The CIA has uncovered photos it took of an alleged al-Qaida bomber before the agency brought the waterboarded captive to Guantánamo in 2006, according to a partial transcript of a secret hearing in the USS Cole death-penalty case.
Prosecutor Joanna Baltes made the disclosure in the portion of a June 14 hearing at Guantánamo that government censors are now allowing the public to see.
Just three days before the secret hearing, another case prosecutor, Navy Cmdr Andrea Lockhart, announced in open court that the government had turned over to defense lawyers all evidence the government considered relevant in the case of Abd al Rahim al Nashiri, 48.

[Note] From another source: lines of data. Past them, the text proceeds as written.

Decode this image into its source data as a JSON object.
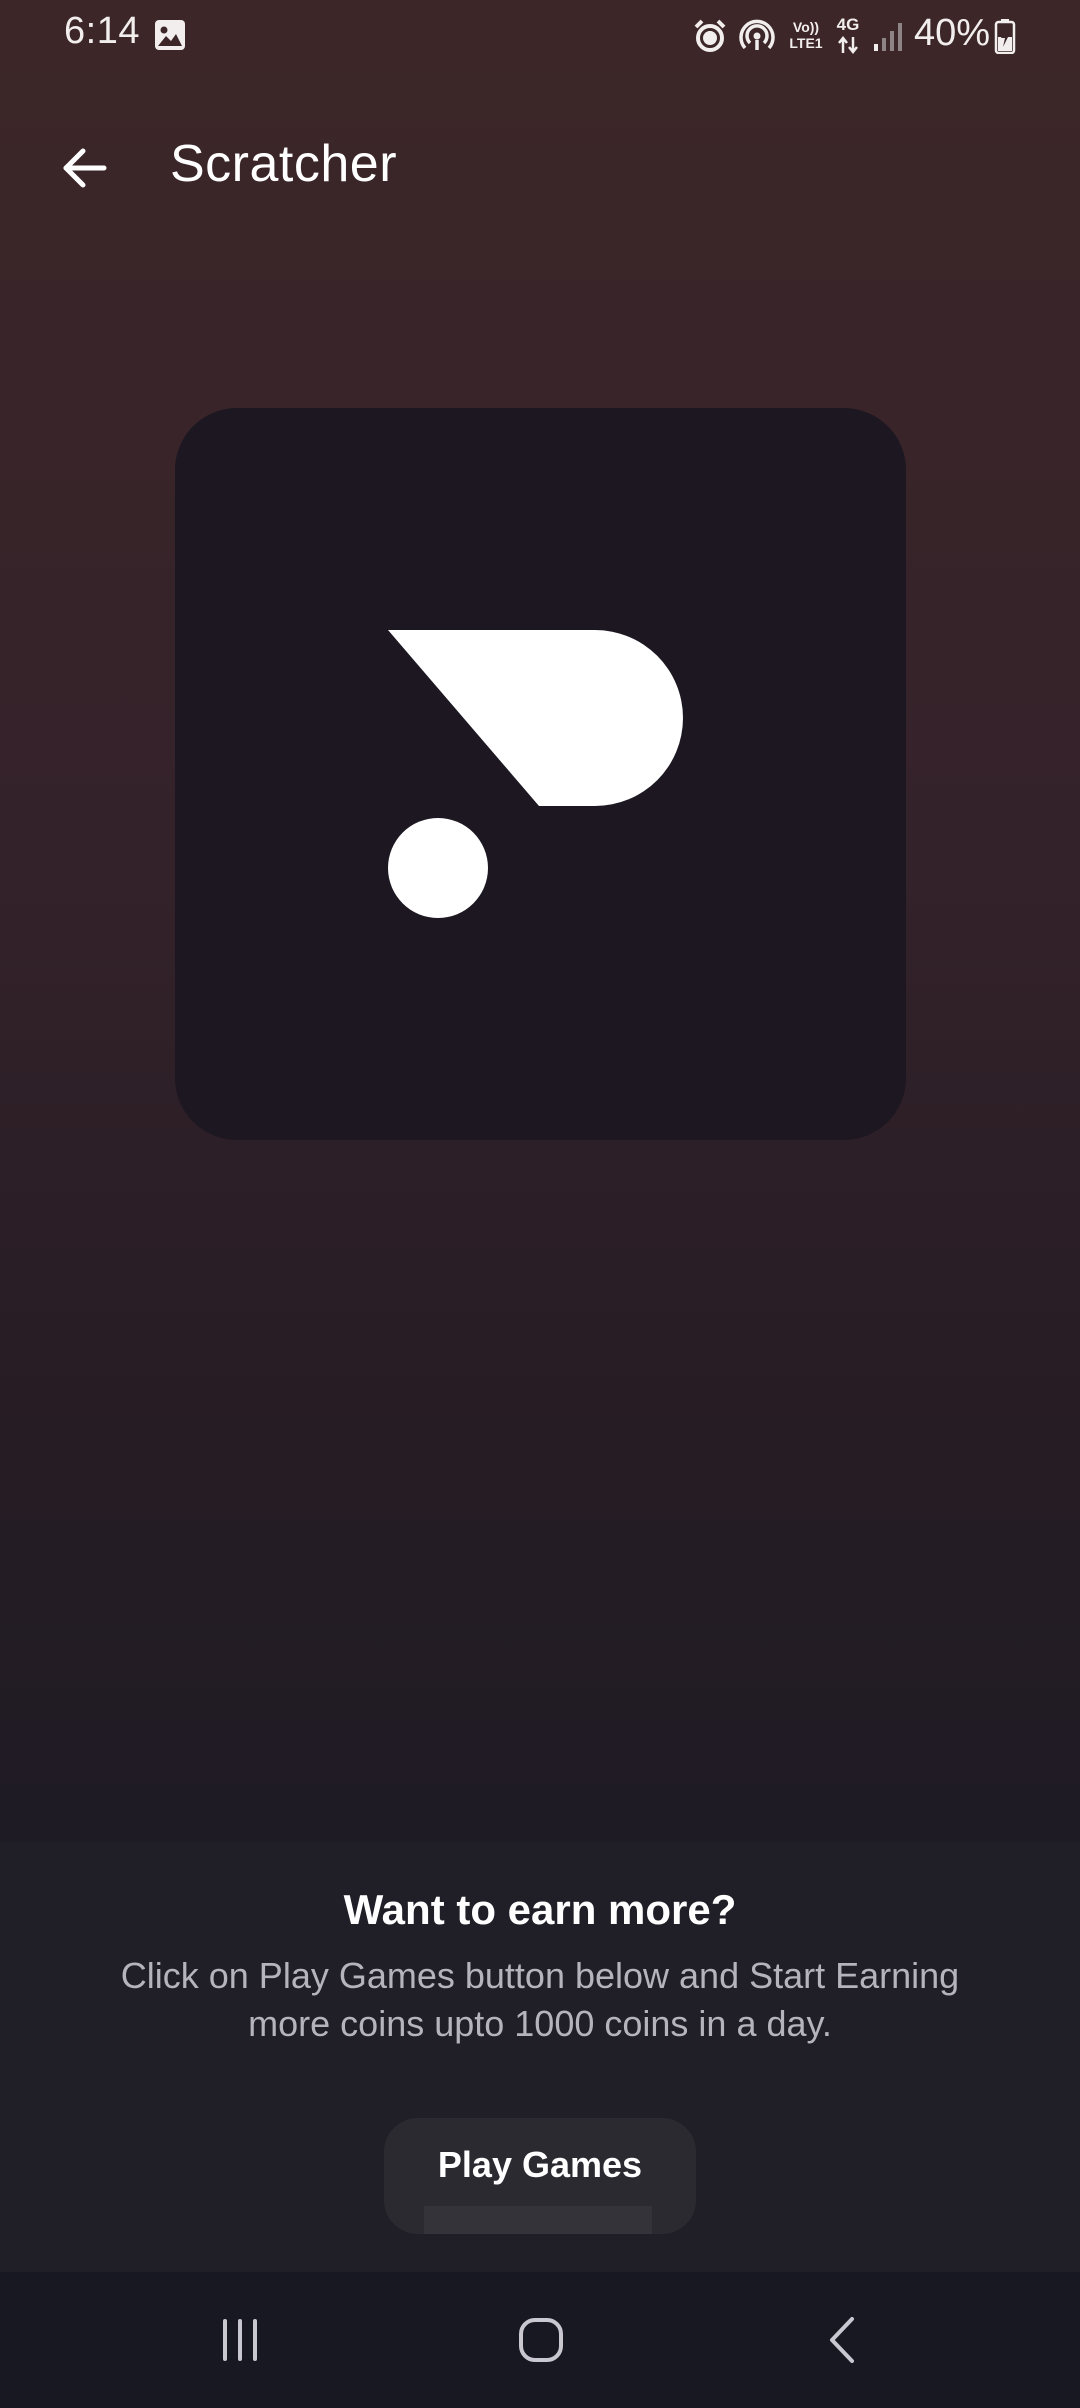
{
  "status_bar": {
    "time": "6:14",
    "battery_percent": "40%",
    "network_label": "4G",
    "volte_label_top": "Vo))",
    "volte_label_bottom": "LTE1",
    "icons": [
      "gallery-icon",
      "alarm-icon",
      "hotspot-icon",
      "volte-icon",
      "network-4g-icon",
      "signal-icon",
      "battery-charging-icon"
    ]
  },
  "app_bar": {
    "title": "Scratcher",
    "back_icon": "arrow-left-icon"
  },
  "logo": {
    "icon": "scratcher-logo-icon",
    "card_color": "#1c1721",
    "mark_color": "#ffffff"
  },
  "promo": {
    "heading": "Want to earn more?",
    "line1": "Click on Play Games button below and Start Earning",
    "line2": "more coins upto 1000 coins in a day.",
    "button_label": "Play Games"
  },
  "nav_bar": {
    "icons": [
      "recent-apps-icon",
      "home-icon",
      "back-nav-icon"
    ]
  },
  "colors": {
    "background_top": "#3c2628",
    "background_bottom": "#1b1b24",
    "panel": "#201e27",
    "button": "#2c2a31",
    "secondary_text": "#b5b3bb"
  }
}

The Saudi captive is accused of organizing al-Qaidas 2000 suicide bombing of the warship off Yemens port of Aden that killed 17 U.S. sailors. His trial could start next year.
But, at the hearing, Nashiris attorney argued that the defense is entitled to know more about what the U.S. agents did to the captive between 2002 and 2006 beyond waterboarding, which the public already has learned about through unclassified abuse investigations. What attorney Rick Kammen asked for specifically, however, is blacked out under nearly 20 lines of hearing transcript.
At issue in the case is a classified prosecution motion that asks the case judge to adopt a secret finding that will govern some sort of non-transparent aspect of both the USS Cole and 9/11 death-penalty prosecutions.
The request is so sensitive that the Pentagon war court couldnt conjure up a name for the legal filing beyond CLASSIFIED.
But the transcript makes clear the government is seeking to shield for national security reasons aspects of the CIAs black site program in which the U.S. government hid CIA captives from both the International Red Cross and refused them lawyers during up to four years in the agencys secret overseas prison network.
President Barack Obama ordered the program shut down when he took office. But by then Nashiri was already waterboarded by agents, interrogated with a revving drill and racked pistol to his head and delivered to the U.S. Navy base in Cuba for prosecution in the U.S. Navy warship bombing case.
What makes the photos so potentially intriguing is that the CIA had at some point videotaped its use of Enhanced Interrogation Techniques on some captives, then lied to Justice Department lawyers about the tapes existence until after an agency operative destroyed them. This occurred after a judge had issued an order preserving evidence from the black sites.
Baltes said in the closed session that the photos were newly discovered items that will be provided to the defense within probably the next week or so. She said the images are not necessarily specific to any particular location.
Left unclear in the portion of the transcript the public is allowed to read is whether the CIA wouldnt divulge to the prosecution where they took these photos or if they were taken in no specific place, for example aboard secret flights that spirited black-site captives around the world.
To bolster its request for secrecy, Baltes said at the closed hearing, the prosecution included a declaration from former CIA Director Leon Panetta, who left the agency in mid-2011 to become Secretary of Defense, less than six months before Nashiri was formally charged in the death penalty case.